■ **What is expected**: Keep every line in which "Pseudo" occurs and drop the rest of the data.

■ **Records for the task**:
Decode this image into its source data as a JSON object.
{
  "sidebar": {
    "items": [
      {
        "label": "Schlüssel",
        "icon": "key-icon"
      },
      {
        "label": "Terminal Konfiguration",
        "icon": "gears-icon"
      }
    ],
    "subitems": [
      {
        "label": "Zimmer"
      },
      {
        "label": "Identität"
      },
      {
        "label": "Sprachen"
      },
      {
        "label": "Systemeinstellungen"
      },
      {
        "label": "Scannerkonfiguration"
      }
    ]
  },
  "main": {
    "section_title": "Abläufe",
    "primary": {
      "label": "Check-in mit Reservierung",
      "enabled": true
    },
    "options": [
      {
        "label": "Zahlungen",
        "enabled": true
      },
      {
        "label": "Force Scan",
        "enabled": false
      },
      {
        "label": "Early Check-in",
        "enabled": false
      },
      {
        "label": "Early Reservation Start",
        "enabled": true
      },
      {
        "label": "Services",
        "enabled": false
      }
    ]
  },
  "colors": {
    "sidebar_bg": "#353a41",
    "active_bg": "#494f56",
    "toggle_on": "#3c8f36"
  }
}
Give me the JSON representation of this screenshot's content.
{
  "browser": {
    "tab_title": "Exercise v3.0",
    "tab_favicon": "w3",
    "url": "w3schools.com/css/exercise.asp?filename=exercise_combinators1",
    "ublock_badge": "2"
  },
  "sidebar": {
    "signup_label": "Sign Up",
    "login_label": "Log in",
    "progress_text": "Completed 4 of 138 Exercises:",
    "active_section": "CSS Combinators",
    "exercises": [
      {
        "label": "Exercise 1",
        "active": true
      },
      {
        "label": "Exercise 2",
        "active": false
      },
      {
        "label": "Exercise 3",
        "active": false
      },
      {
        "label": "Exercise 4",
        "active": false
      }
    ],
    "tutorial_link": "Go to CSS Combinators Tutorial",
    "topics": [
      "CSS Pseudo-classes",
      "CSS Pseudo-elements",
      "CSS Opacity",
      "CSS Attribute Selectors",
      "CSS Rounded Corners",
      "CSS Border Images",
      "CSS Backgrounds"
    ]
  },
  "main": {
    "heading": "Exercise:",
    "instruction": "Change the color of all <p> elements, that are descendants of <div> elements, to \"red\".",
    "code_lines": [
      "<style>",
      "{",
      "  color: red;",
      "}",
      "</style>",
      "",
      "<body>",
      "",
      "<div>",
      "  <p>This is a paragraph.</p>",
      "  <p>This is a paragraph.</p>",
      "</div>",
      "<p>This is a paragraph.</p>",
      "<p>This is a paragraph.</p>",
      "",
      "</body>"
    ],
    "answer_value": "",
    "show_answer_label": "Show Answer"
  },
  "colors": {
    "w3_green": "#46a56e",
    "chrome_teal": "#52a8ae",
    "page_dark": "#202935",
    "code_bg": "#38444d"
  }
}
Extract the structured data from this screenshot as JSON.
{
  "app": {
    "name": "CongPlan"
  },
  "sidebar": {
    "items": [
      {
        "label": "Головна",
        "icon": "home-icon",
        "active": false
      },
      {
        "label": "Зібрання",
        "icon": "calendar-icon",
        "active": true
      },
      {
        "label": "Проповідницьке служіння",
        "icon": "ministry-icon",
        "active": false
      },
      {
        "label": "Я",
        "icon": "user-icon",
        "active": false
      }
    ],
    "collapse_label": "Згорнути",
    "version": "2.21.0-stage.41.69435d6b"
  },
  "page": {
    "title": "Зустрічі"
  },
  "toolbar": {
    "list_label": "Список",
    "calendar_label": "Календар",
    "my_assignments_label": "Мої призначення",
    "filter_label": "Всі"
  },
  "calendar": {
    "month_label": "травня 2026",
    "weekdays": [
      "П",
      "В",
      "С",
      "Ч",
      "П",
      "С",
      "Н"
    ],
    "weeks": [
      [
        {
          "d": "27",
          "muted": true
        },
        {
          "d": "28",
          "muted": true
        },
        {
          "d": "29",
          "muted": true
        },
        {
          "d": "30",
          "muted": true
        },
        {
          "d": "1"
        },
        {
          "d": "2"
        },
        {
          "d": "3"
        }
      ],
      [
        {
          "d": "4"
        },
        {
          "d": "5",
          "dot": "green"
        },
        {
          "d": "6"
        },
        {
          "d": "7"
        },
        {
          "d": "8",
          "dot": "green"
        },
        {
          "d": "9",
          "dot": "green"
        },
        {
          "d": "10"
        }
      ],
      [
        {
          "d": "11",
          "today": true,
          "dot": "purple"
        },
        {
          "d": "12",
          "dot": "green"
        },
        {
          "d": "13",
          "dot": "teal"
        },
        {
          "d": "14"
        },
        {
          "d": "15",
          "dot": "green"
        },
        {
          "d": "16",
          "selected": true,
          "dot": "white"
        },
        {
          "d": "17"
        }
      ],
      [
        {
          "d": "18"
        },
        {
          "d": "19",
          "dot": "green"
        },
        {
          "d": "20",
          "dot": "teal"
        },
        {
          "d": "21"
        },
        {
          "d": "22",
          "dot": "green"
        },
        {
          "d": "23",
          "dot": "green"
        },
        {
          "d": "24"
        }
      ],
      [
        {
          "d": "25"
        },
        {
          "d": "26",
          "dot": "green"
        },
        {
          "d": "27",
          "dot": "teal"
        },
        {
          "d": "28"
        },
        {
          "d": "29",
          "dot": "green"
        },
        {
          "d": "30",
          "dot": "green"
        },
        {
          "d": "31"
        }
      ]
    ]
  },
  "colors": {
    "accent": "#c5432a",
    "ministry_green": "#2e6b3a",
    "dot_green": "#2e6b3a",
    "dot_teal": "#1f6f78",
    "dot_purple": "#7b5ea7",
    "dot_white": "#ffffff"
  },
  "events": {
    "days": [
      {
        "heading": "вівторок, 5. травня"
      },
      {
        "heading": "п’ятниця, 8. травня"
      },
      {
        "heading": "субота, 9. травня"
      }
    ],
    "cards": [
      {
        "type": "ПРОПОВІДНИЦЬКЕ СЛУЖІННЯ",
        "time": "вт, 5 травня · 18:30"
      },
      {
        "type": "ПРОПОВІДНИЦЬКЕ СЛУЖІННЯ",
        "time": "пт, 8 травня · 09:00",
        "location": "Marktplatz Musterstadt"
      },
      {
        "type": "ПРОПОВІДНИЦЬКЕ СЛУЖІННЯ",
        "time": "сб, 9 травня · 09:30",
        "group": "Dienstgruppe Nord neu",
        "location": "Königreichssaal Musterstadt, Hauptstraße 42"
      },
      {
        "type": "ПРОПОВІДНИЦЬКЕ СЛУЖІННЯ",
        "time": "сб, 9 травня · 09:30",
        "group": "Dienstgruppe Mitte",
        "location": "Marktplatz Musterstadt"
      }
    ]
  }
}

■ **Response for this exercise**:
      "CSS Pseudo-classes",
      "CSS Pseudo-elements",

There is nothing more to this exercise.